Well my 2 cents. I thought I'd never convert to fats, but the more I ski the more I realize the stable platform under the base of my foot allows me to have an awful lot of fun on my skis. Jumping taking a little air and high speed turns feel so much more comfortable with that wide platform under my foot and , guess what, I'm not a spring chicken. I'm in my 50's also. And guess what, I teach skiing in Ontario! Even in Ontario if there is softer groomed corduroy I love playing in my wider skis but they are not my everyday choice and shouldn't be, but mid fats, sure. I do feel a little torque when i get them over on edge and move back to the next edge but they are stable and my head great joy do perform, though I have to remember to keep my feet wide enough to give them room to get on edge. Noticed that in session last year. Typically I do use my slalom skis in Ontario and Quebec is a mix. Why? They do well on the short hills, no doubt, racing and carving is the most fun I can have in Ontario on short hills and all these reasons make them a good fit, but I do pull out my wide ones and have fun on them, especially if we are doing a park session, it's my johnny 94's all the way, the twin tips and 94 mm waist are just nice for landing.
I do recommend a wider intermediate ski (not powder wide but 80's is good) so the skier feels the stable base of support and through that is less timid. The newer wide skis turn so easy with their traditional camber but early rise or softer tips to initiate and these are so much shorter than old straight skis we learned on.
What level of skier am I? I don't really get what all these level 7, level 6, level 9 means. I don't like to refer to myself as an expert but last season I did pass my Level 3 CSIA, for what ever that is worth to anyone.
When I taught west 3 years ago I brought a Head Monster 78 (which I use as my daily teach ski in Ontario) and Johnny 94. Head always seems to offer me the deal, so yea you'll notice I mention a lot of head skis, but my race ski is a Dynastar Contact.
Now I was sure I'd teach on those Monster 78's. I was wrong, I put them on one morning when the snow was a little hard and we hadn't had the any fresh stuff for a week and I hated them, switched out for my Johnny 94.s. The narrow ski didn't feel stable on the long fast runs, it was squirrely, the other turns on demand and feels so solid. A great all mountain ski for the big hills. Slalom skis out west have totally lost their interest for me. Too many turns too squirrely on long cat tracks that need a flat stable ski. I spent two month's at Snowbird with friends who invited me to ski with them in 2014 and one day I put on my slalom's in the spring freeze. Hmm, again, they were off after 2 runs. My friend had tried his volkl Mantra's and neither was perfect but that wide stable, non squirreley platform under my foot won and the Johnny 94's were back on my feet.

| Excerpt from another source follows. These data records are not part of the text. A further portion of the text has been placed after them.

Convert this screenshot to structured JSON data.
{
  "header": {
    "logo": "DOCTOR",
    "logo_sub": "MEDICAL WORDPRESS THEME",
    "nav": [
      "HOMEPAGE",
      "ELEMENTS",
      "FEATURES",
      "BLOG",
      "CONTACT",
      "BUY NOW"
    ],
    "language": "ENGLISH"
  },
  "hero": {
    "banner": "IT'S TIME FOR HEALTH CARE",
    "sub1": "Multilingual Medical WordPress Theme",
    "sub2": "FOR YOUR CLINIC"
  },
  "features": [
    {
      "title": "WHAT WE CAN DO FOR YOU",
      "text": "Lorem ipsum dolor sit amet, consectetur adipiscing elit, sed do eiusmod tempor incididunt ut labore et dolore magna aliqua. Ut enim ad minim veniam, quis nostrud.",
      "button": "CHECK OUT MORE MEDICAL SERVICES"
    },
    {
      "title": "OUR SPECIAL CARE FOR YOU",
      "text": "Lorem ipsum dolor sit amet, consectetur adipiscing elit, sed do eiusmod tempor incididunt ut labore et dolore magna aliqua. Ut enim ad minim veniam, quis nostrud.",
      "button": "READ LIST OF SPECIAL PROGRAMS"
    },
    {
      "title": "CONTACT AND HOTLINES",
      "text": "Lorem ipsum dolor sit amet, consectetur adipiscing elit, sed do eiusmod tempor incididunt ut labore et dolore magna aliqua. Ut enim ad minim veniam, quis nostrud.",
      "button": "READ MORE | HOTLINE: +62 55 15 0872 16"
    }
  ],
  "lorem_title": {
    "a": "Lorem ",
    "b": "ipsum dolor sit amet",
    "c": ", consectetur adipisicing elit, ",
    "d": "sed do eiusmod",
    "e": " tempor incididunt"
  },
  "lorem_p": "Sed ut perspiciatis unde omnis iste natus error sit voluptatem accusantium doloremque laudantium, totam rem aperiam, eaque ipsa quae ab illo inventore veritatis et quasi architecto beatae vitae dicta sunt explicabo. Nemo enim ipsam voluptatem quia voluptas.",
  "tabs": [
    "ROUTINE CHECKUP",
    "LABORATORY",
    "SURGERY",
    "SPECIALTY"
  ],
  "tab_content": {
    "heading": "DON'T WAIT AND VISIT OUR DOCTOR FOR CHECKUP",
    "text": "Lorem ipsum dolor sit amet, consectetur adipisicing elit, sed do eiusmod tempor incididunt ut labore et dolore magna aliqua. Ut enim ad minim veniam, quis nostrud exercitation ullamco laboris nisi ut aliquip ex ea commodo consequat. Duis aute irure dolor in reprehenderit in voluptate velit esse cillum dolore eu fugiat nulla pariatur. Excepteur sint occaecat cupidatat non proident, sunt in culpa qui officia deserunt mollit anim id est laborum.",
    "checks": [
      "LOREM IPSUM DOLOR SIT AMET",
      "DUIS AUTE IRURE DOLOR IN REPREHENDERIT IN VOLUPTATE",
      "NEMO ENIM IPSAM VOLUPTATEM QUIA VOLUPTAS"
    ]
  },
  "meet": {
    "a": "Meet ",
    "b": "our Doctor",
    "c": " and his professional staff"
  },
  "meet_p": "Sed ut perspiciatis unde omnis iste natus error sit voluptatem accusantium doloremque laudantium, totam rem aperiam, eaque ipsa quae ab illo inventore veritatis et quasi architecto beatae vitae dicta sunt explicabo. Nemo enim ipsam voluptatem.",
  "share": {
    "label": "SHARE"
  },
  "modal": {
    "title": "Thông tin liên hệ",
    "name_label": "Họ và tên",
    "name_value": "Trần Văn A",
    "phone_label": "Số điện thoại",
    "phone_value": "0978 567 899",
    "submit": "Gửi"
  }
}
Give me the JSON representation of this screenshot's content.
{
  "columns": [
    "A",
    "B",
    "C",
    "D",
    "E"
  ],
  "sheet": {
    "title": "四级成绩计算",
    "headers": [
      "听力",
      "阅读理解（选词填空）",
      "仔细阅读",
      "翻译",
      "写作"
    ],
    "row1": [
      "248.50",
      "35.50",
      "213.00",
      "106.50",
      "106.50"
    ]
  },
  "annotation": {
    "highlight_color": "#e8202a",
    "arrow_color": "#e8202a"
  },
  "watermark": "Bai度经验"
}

The wide skis are liked for a reason. My favorite ski now is my Head Great Joy (98 mm under foot). I felt pretty strange when I put them on in Ontario and I agree they are more a western ski or larger hill with anything from hard pack groomed corduroy to fresh powder over a base. Again the traditional camber allows them to bite and edge when properly initiated for the ski style, and they are stable, light weight and turn super fast with a 11 to 15 meter radius depending on the length purchased. Today's fat skis are not yesterday's fat skis. They have also made big improvements and are not as hard on the joints. They are possibly more tiring on the joints, I do notice the torque at times when I really get them over on edge, but, whipping back and fourth on a race course in my slaloms is still more torque than free skiing on my stable base.
As for my love of a traditional camber, I just find that the push to initiate the turn starts itself with that camber. Where I found the full rocker and reverse camber very useful was in Spring crud, heavy snow, when Cat Skiing tail guide it was very evident that these managed to turn with much less effort and get on top of the snow easier than any width with a traditional camber, so each has a place I have witnessed and much will be personal preference. I don't like to tell someone what they like isn't right. If they love the feel and like it, it must be good for them and they want to work with it. But across the board, I like the mid width skis for most in on piste conditions unless they are racing.
Now it sure is difficult to find a new race carver though........I could use that.